** Opening DATA SUPPLIED block **
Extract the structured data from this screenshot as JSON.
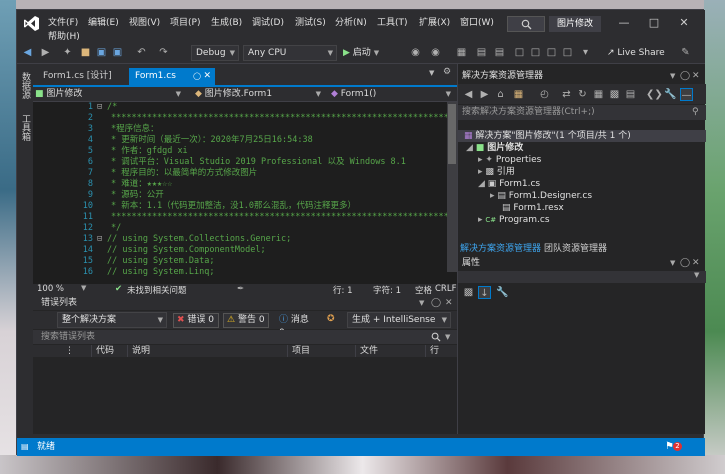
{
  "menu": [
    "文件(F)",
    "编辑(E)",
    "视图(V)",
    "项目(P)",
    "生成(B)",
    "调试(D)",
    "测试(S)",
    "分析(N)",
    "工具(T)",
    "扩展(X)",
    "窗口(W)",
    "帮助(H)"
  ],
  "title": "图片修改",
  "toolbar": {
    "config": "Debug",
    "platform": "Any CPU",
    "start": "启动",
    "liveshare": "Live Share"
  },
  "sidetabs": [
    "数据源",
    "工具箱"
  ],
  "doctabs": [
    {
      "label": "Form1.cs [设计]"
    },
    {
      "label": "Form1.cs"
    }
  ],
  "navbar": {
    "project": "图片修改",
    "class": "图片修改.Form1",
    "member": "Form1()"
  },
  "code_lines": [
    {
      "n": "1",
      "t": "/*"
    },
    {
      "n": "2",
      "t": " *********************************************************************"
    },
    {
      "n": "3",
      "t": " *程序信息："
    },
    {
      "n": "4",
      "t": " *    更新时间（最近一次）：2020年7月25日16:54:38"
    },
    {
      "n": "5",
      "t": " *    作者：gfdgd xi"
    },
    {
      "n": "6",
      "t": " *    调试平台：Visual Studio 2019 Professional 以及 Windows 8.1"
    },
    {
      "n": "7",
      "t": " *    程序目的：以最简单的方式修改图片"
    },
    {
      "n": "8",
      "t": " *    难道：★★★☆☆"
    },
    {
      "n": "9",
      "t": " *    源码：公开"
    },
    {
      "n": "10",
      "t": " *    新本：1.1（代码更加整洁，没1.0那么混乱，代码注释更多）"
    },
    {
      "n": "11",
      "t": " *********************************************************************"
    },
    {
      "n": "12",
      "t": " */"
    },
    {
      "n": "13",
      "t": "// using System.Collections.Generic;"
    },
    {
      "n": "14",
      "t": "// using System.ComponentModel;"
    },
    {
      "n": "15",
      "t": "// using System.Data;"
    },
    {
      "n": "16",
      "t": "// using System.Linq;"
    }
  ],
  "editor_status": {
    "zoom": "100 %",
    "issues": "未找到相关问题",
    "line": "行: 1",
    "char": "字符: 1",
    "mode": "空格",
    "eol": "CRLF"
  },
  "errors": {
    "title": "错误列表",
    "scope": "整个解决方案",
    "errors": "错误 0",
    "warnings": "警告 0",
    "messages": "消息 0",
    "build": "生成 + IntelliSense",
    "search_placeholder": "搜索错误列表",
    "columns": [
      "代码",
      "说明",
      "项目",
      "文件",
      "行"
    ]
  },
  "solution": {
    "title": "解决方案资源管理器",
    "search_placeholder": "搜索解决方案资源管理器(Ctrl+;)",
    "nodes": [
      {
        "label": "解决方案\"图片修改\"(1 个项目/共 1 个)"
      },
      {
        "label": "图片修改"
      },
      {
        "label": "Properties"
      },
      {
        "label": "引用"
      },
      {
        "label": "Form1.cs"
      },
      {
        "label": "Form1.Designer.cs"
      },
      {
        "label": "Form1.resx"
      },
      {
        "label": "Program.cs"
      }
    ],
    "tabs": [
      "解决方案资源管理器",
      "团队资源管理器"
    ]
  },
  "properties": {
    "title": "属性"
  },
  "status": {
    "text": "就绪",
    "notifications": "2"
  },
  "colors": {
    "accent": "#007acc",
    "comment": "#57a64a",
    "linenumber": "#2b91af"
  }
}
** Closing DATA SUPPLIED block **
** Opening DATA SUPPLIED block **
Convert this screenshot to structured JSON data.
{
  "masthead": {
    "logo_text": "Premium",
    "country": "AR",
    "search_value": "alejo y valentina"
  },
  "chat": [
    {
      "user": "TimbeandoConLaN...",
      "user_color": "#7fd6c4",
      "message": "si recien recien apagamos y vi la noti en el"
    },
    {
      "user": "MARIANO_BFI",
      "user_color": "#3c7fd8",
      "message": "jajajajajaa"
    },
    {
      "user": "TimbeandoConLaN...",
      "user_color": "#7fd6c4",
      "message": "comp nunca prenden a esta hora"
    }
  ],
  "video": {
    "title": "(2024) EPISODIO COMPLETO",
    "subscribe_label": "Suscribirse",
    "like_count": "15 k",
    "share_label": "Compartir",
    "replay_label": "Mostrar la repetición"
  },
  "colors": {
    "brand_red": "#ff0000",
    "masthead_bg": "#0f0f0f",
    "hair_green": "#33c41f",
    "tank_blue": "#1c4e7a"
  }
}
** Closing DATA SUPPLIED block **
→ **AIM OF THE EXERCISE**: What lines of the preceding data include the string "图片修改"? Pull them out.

→ **EXERCISE RESULT**:
  "title": "图片修改",
    "project": "图片修改",
    "class": "图片修改.Form1",
        "label": "解决方案\"图片修改\"(1 个项目/共 1 个)"
        "label": "图片修改"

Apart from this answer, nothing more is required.